▶ THE TASK
When a line of the entries contains the word "JSON", report that line.

--- START ---

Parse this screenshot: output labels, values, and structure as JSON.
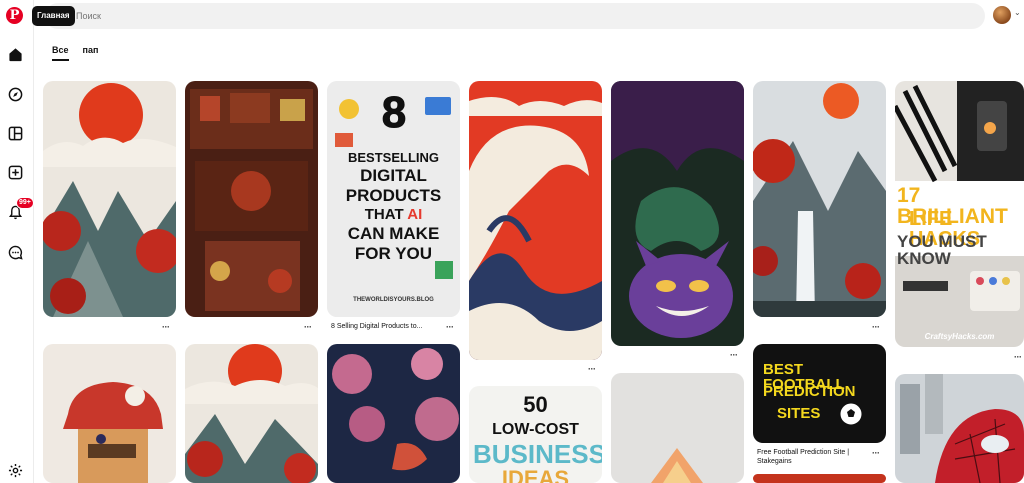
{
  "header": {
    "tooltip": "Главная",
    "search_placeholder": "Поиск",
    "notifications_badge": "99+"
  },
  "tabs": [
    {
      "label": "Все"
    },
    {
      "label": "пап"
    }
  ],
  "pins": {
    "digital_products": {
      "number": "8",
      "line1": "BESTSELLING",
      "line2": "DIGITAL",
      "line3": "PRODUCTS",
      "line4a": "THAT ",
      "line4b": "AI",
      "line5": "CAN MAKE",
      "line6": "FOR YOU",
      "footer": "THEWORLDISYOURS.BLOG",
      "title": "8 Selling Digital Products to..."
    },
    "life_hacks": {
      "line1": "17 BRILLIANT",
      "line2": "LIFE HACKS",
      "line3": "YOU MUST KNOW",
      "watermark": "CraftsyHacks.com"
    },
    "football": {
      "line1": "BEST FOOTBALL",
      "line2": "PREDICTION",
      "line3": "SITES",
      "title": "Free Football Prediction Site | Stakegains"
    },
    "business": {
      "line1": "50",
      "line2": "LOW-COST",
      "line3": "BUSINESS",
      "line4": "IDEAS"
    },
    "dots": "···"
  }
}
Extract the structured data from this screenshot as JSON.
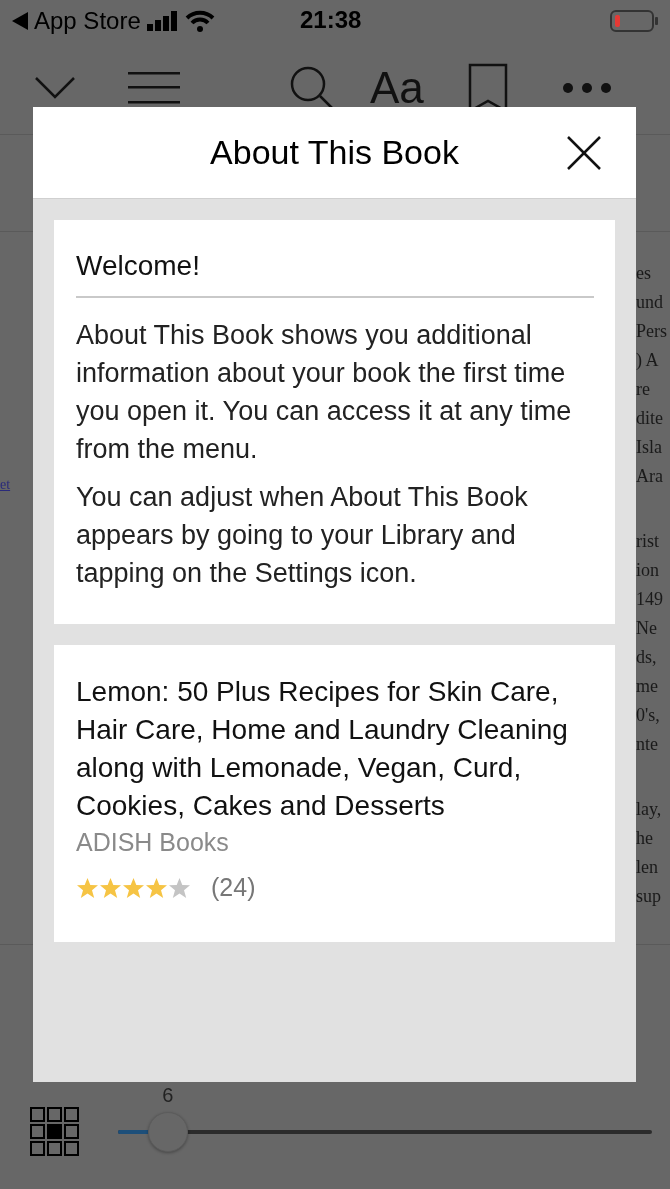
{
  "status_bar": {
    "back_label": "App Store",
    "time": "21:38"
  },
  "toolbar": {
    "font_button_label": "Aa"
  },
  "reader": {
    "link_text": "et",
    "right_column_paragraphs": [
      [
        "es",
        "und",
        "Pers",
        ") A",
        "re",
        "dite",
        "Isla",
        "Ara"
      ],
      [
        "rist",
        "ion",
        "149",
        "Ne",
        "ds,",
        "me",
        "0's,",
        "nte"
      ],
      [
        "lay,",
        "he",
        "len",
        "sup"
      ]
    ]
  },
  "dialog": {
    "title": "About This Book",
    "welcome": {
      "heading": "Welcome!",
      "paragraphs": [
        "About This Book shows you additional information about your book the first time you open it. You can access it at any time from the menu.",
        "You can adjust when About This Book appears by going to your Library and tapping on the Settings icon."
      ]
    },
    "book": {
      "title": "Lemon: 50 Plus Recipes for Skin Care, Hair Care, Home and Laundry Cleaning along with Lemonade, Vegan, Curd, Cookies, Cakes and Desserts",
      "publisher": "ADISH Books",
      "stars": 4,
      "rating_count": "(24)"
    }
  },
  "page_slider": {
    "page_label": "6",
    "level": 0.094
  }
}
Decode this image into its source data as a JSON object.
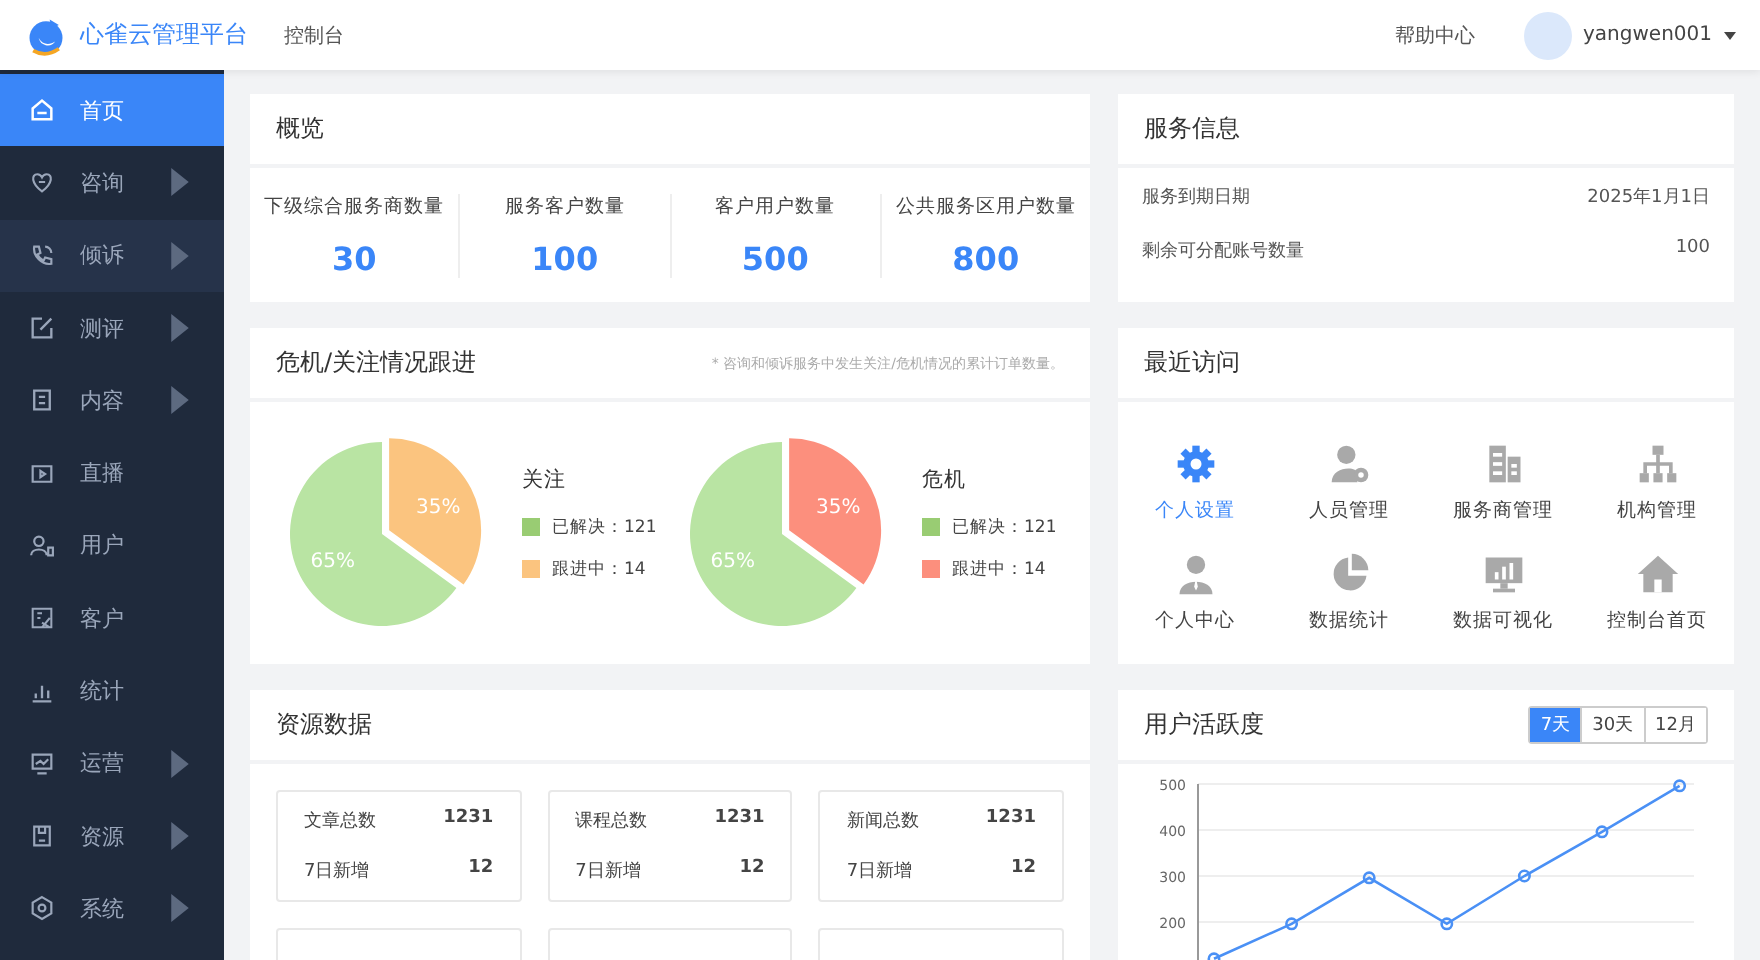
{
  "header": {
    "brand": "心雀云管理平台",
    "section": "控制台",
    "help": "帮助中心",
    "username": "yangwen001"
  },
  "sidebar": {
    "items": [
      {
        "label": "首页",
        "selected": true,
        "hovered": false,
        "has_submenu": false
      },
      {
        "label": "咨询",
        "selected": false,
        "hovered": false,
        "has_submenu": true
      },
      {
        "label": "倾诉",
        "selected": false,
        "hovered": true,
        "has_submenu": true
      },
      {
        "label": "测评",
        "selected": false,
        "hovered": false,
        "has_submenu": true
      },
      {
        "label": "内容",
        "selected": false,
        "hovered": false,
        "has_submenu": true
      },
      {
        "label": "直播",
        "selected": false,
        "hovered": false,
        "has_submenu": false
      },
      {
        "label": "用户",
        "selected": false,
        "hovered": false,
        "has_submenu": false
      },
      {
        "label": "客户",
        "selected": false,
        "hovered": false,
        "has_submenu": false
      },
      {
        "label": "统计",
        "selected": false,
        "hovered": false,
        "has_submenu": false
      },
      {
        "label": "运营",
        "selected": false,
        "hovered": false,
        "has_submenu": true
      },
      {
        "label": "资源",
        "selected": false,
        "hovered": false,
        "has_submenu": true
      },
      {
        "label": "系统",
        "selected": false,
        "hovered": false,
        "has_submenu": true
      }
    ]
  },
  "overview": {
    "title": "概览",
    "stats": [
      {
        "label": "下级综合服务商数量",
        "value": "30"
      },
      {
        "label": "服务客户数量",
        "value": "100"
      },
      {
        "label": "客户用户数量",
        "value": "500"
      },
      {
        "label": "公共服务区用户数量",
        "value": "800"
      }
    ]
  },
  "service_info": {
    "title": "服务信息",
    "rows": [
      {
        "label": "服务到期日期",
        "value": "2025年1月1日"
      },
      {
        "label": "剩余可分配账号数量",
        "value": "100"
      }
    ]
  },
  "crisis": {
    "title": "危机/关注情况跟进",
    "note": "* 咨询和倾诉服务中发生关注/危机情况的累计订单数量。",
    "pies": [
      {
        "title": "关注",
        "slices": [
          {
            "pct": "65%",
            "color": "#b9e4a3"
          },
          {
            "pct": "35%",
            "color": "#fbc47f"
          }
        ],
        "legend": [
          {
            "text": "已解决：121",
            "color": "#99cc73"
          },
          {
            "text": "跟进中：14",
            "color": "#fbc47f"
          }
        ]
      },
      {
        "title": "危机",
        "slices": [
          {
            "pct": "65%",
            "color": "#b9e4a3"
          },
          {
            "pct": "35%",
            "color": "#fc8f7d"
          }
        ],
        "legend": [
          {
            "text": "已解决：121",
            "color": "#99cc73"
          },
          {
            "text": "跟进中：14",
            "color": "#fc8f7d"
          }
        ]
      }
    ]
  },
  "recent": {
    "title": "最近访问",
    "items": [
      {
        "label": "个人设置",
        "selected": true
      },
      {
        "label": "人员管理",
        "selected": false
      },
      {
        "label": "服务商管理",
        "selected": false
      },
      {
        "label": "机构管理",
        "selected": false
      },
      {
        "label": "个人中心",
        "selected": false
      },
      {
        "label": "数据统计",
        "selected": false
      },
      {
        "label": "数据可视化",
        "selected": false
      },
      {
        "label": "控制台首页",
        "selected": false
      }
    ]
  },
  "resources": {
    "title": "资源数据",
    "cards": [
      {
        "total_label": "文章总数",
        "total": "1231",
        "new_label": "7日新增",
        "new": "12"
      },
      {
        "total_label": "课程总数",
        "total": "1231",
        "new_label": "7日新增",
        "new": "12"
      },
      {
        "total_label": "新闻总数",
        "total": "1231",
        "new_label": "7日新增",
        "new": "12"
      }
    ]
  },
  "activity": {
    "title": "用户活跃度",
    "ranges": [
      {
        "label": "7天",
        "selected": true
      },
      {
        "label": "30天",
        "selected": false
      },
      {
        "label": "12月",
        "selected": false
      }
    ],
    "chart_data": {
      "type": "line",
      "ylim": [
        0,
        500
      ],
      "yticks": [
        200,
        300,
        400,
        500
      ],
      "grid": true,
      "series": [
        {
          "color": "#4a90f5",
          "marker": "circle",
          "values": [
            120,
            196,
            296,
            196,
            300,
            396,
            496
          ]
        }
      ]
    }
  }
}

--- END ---

▶ OUTPUT
Parse this screenshot: output labels, values, and structure as JSON.
Extract the structured data from this screenshot as JSON.
Decode this image into its source data as a JSON object.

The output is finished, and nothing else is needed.